Here is an overview of the new tests:
- GB Emulator is derived from an open source emulator of a famous game console running a 3D demo.
Besides an expanded set of benchmarks, Octane also has an interface that makes it easier to read and that adapts automatically to tablet and mobile screens.
Or more… Even though Google has already paid more than $1 million dollars for bug reports, the search giant has recently announced that they will be increasing the budget for its Chromium Vulnerability Rewards Program. According to the official blog post, bug hunters will now receive a bonus of $1,000 or more for every security [...]
The first Pwnium competition held earlier this year exceeded our expectations. We received two submissions of such complexity and quality that both of them won Pwnie Awards at this year’s Black Hat industry event. Most importantly, we were able to make Chromium significantly stronger based on what we learned.
We’re therefore going to host another Pwnium competition, called... Pwnium 2. It will be held on Oct 10th, 2012 at the Hack In The Box 10 year anniversary conference in Kuala Lumpur, Malaysia.
This time, we’ll be sponsoring up to $2 million worth of rewards at the following reward levels:
- $60,000: “Full Chrome exploit”: Chrome / Win7 local OS user account persistence using only bugs in Chrome itself.
- $50,000: “Partial Chrome exploit”: Chrome / Win7 local OS user account persistence using at least one bug in Chrome itself, plus other bugs.

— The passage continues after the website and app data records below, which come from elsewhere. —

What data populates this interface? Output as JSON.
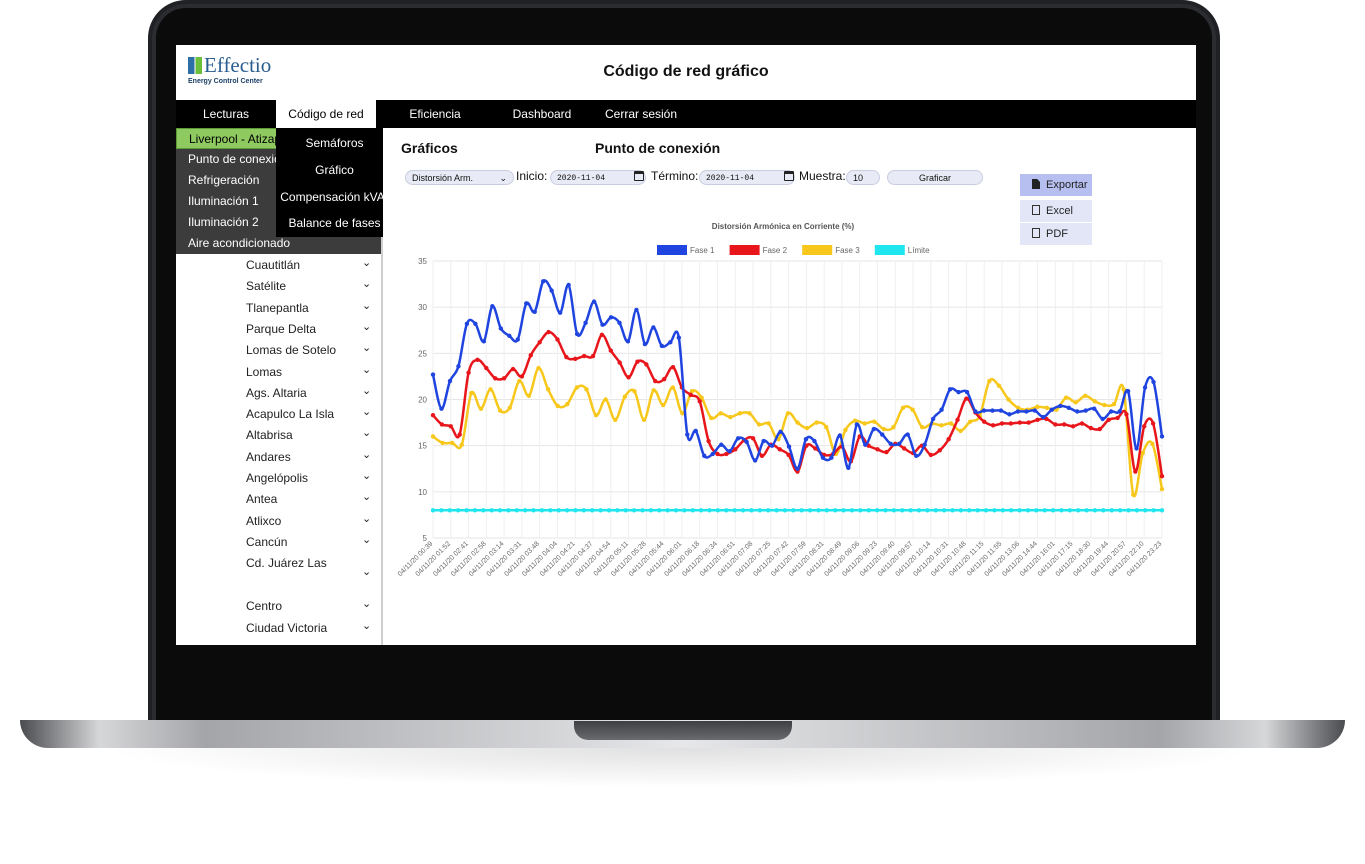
{
  "app": {
    "logo_name": "Effectio",
    "logo_sub": "Energy Control Center",
    "title": "Código de red gráfico"
  },
  "nav": {
    "items": [
      {
        "label": "Lecturas"
      },
      {
        "label": "Código de red"
      },
      {
        "label": "Eficiencia energética"
      },
      {
        "label": "Dashboard"
      },
      {
        "label": "Cerrar sesión"
      }
    ]
  },
  "sidebar": {
    "items": [
      {
        "label": "Liverpool - Atizap"
      },
      {
        "label": "Punto de conexió"
      },
      {
        "label": "Refrigeración"
      },
      {
        "label": "Iluminación 1"
      },
      {
        "label": "Iluminación 2"
      },
      {
        "label": "Aire acondicionado"
      }
    ],
    "locations": [
      "Cuautitlán",
      "Satélite",
      "Tlanepantla",
      "Parque Delta",
      "Lomas de Sotelo",
      "Lomas",
      "Ags. Altaria",
      "Acapulco La Isla",
      "Altabrisa",
      "Andares",
      "Angelópolis",
      "Antea",
      "Atlixco",
      "Cancún",
      "Cd. Juárez Las",
      "Centro",
      "Ciudad Victoria"
    ],
    "chevron_icon": "chevron-down-icon"
  },
  "submenu": {
    "items": [
      {
        "label": "Semáforos"
      },
      {
        "label": "Gráfico"
      },
      {
        "label": "Compensación kVAr"
      },
      {
        "label": "Balance de fases"
      }
    ]
  },
  "main": {
    "heading": "Gráficos",
    "subheading": "Punto de conexión",
    "select_value": "Distorsión Arm.",
    "inicio_label": "Inicio:",
    "inicio_value": "2020-11-04",
    "termino_label": "Término:",
    "termino_value": "2020-11-04",
    "muestra_label": "Muestra:",
    "muestra_value": "10",
    "graficar_label": "Graficar",
    "export_label": "Exportar",
    "excel_label": "Excel",
    "pdf_label": "PDF"
  },
  "chart_data": {
    "type": "line",
    "title": "Distorsión Armónica en Corriente (%)",
    "legend_position": "top",
    "grid": true,
    "ylim": [
      5,
      35
    ],
    "yticks": [
      5,
      10,
      15,
      20,
      25,
      30,
      35
    ],
    "xtick_labels": [
      "04/11/20 00:39",
      "04/11/20 01:52",
      "04/11/20 02:41",
      "04/11/20 02:58",
      "04/11/20 03:14",
      "04/11/20 03:31",
      "04/11/20 03:48",
      "04/11/20 04:04",
      "04/11/20 04:21",
      "04/11/20 04:37",
      "04/11/20 04:54",
      "04/11/20 05:11",
      "04/11/20 05:28",
      "04/11/20 05:44",
      "04/11/20 06:01",
      "04/11/20 06:18",
      "04/11/20 06:34",
      "04/11/20 06:51",
      "04/11/20 07:08",
      "04/11/20 07:25",
      "04/11/20 07:42",
      "04/11/20 07:59",
      "04/11/20 08:31",
      "04/11/20 08:49",
      "04/11/20 09:06",
      "04/11/20 09:23",
      "04/11/20 09:40",
      "04/11/20 09:57",
      "04/11/20 10:14",
      "04/11/20 10:31",
      "04/11/20 10:48",
      "04/11/20 11:15",
      "04/11/20 11:55",
      "04/11/20 13:06",
      "04/11/20 14:44",
      "04/11/20 16:01",
      "04/11/20 17:15",
      "04/11/20 18:30",
      "04/11/20 19:44",
      "04/11/20 20:57",
      "04/11/20 22:10",
      "04/11/20 23:23"
    ],
    "series": [
      {
        "name": "Fase 1",
        "color": "#1f44e0",
        "values": [
          22.7,
          19.0,
          22.0,
          23.6,
          28.2,
          28.2,
          26.3,
          30.1,
          27.7,
          26.9,
          26.5,
          30.4,
          29.5,
          32.8,
          31.8,
          29.4,
          32.4,
          27.1,
          28.3,
          30.6,
          28.1,
          28.9,
          28.3,
          26.3,
          29.7,
          26.0,
          27.8,
          25.8,
          26.2,
          26.7,
          16.2,
          16.6,
          13.9,
          14.1,
          15.1,
          14.4,
          15.8,
          15.4,
          13.4,
          15.5,
          15.0,
          16.5,
          14.9,
          12.5,
          15.7,
          15.5,
          13.7,
          13.7,
          16.1,
          12.6,
          17.3,
          15.1,
          16.8,
          16.2,
          15.2,
          15.2,
          16.2,
          13.9,
          15.1,
          17.9,
          18.9,
          21.1,
          20.8,
          20.8,
          18.7,
          18.8,
          18.8,
          18.8,
          18.4,
          18.7,
          18.7,
          18.8,
          18.1,
          18.9,
          19.3,
          19.1,
          18.7,
          18.8,
          19.0,
          17.9,
          18.7,
          18.7,
          20.9,
          14.7,
          21.3,
          21.9,
          16.0
        ]
      },
      {
        "name": "Fase 2",
        "color": "#e8151b",
        "values": [
          18.3,
          17.3,
          17.1,
          16.2,
          22.9,
          24.3,
          23.4,
          22.3,
          22.3,
          23.3,
          22.5,
          24.8,
          26.2,
          27.3,
          26.5,
          24.6,
          24.4,
          24.7,
          24.7,
          27.0,
          25.3,
          24.0,
          22.4,
          24.1,
          23.8,
          22.0,
          22.2,
          23.5,
          21.3,
          20.5,
          19.8,
          15.5,
          14.1,
          14.1,
          14.6,
          15.6,
          15.8,
          13.9,
          15.1,
          14.6,
          14.0,
          12.2,
          15.0,
          14.7,
          14.0,
          14.1,
          14.9,
          13.3,
          16.0,
          15.0,
          14.6,
          14.3,
          15.2,
          14.7,
          14.2,
          15.0,
          14.0,
          14.5,
          15.7,
          17.8,
          20.1,
          18.6,
          17.6,
          17.2,
          17.4,
          17.4,
          17.5,
          17.5,
          17.8,
          17.9,
          17.3,
          17.3,
          17.1,
          17.4,
          16.9,
          16.8,
          17.8,
          18.0,
          18.4,
          12.2,
          17.1,
          17.4,
          11.7
        ]
      },
      {
        "name": "Fase 3",
        "color": "#f7c81b",
        "values": [
          16.0,
          15.3,
          15.3,
          15.1,
          20.7,
          19.0,
          21.1,
          18.8,
          19.1,
          22.0,
          20.4,
          23.4,
          21.1,
          19.3,
          19.5,
          21.3,
          21.1,
          18.3,
          20.0,
          17.8,
          20.3,
          20.9,
          17.8,
          21.0,
          19.4,
          21.3,
          18.5,
          20.9,
          20.2,
          18.0,
          18.5,
          18.1,
          18.5,
          18.5,
          17.3,
          17.4,
          15.7,
          18.5,
          17.5,
          16.9,
          17.5,
          17.0,
          14.1,
          16.7,
          17.7,
          17.4,
          17.6,
          16.8,
          17.0,
          19.1,
          18.9,
          17.0,
          17.4,
          17.2,
          17.4,
          16.6,
          17.6,
          18.2,
          22.0,
          21.5,
          20.0,
          19.1,
          18.9,
          19.2,
          19.1,
          18.9,
          20.2,
          19.7,
          20.4,
          19.8,
          19.4,
          19.5,
          21.1,
          9.7,
          14.2,
          15.2,
          10.3
        ]
      },
      {
        "name": "Límite",
        "color": "#1fe6ee",
        "values": [
          8,
          8,
          8,
          8,
          8,
          8,
          8,
          8,
          8,
          8,
          8,
          8,
          8,
          8,
          8,
          8,
          8,
          8,
          8,
          8,
          8,
          8,
          8,
          8,
          8,
          8,
          8,
          8,
          8,
          8,
          8,
          8,
          8,
          8,
          8,
          8,
          8,
          8,
          8,
          8,
          8,
          8,
          8,
          8,
          8,
          8,
          8,
          8,
          8,
          8,
          8,
          8,
          8,
          8,
          8,
          8,
          8,
          8,
          8,
          8,
          8,
          8,
          8,
          8,
          8,
          8,
          8,
          8,
          8,
          8,
          8,
          8,
          8,
          8,
          8,
          8,
          8,
          8,
          8,
          8,
          8,
          8,
          8,
          8,
          8,
          8,
          8,
          8
        ]
      }
    ]
  }
}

For example, a WebKit bug combined with a Windows kernel bug.
- $40,000: “Non-Chrome exploit”: Flash / Windows / other. Chrome / Win7 local OS user account persistence that does not use bugs in Chrome. For example, bugs in one or more of Flash, Windows or a driver.
- $Panel decision: “Incomplete exploit”: An exploit that is not reliable, or an incomplete exploit chain. For example, code execution inside the sandbox but no sandbox escape; or a working sandbox escape in isolation. For Pwnium 2, we want to reward people who get “part way” as we could definitely learn from this work. Our rewards panel will judge any such works as generously as we can.
Exploits should be demonstrated against the latest stable version of Chrome. Chrome and the underlying operating system and drivers will be fully patched and running on an Acer Aspire V5-571-6869 laptop (which we’ll be giving away to the best entry.) Exploits should be served from a password-authenticated and HTTPS Google property, such as App Engine. The bugs used must be novel i.e. not known to us or fixed on trunk. Please document the exploit.
You may have noticed that we’ve compressed the reward levels closer together for Pwnium 2. This is in response to feedback, and reflects that any local account compromise is very serious. We’re happy to make the web safer by any means -- even rewarding vulnerabilities outside of our immediate control.
Another well-received piece of feedback from the first Pwnium was that more notice would have been nice. Accordingly, we’re giving about two months notice. We hope this gives enough time for the security community to craft more beautiful works, which we’d be more than happy to reward and celebrate.
Chrome: Amazon has released an official Send to Kindle extension for Google Chrome that allows you to send any web articles directly to your Kindle device in one click. More »